Not grabbing 10 new subscribers, 50 new clients or 100 new customers from your launch email and social posts doesn’t make you a failure, it means you’ve learned something: you must do more homework.
Did you get a couple of bites? Excellent, you’ve probably got something there. Now continue to better it and endorse it. Welcome to the launch lifestyle, where everyday you continue to propel yourself forward, up and away through regular research, tweaking, testing and caring about what you put out to your community.
Research, tweaking and testing may sound intimidating. They are Big Biz Energy, which is where you deserve to be. However, in achieving meaningful growth, don’t grind yourself into burnout. Think of doing this work as regular for your subscription business.
Set small, accessible goals for yourself, with clear deadlines. Accomplish these goals by making daily bite-size To Do lists. If something doesn't go as planned, have a personal post-mortem on why, and try again... with more small, accessible goals.
Example of a manageable goal:
Get three new subscribers this week
Example of a bite-size To Do list to achieve this goal:

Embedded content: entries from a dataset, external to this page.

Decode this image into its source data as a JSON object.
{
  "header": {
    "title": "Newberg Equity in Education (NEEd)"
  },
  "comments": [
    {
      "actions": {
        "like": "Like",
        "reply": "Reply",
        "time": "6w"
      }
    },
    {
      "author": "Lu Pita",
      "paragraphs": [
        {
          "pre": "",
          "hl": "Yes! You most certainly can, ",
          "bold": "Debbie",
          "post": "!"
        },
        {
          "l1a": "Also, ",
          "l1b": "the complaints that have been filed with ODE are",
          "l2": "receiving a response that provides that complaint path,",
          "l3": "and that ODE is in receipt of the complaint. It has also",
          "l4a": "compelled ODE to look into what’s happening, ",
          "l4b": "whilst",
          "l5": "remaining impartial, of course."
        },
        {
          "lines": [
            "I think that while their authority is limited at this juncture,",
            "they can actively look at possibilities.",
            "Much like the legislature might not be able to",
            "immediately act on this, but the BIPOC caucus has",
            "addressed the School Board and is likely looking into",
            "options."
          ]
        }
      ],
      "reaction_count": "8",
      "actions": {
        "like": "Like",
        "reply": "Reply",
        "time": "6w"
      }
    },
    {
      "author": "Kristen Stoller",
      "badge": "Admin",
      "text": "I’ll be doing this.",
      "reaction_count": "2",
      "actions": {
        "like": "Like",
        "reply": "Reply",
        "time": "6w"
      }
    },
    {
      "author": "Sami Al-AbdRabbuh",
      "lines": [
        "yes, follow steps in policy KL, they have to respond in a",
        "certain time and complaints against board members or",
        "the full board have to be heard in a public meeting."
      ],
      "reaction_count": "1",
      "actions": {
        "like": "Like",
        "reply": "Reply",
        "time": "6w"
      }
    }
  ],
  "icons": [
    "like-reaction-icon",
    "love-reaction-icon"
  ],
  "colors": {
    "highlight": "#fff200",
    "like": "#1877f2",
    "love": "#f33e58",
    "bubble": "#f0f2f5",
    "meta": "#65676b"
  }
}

Post two instagrams this week, reminding people the link to my subscription is in bio
Email current subscribers and tell them about my referral program
By continuously doing this work, in turn, your community will bolster your growth through my favourite kind of marketing: word of mouth.
Let’s define it. What is word of mouth marketing?
Word of mouth marketing is exactly what it sounds like. Having customers and subscribers love your offering so much that they can't help but rave about it to their friends, family, coworkers, and anyone else who will listen. Word of mouth naturally happens when we're excited about something. It can be done online or off, and is a tried and true driver of growth.
There are two main reasons why word of mouth is such a powerful growth tool for your business. One, we're likely to trust recommendations coming from friends way more than we trust ads. Two, It's better targeting. A friend is likely to tell you about something they know you'll enjoy. So the journey to conversion is much more straightforward and means more long term.
Serving your community so well that they serve you back as powerful advocates and advertisers is both free and priceless. Slowly but surely gaining forever customers and a true community week over week, month over month is where it’s at. Invest in the launch lifestyle, not a corny one day event.
Interested in growing your subscription business? Subkit is here for you.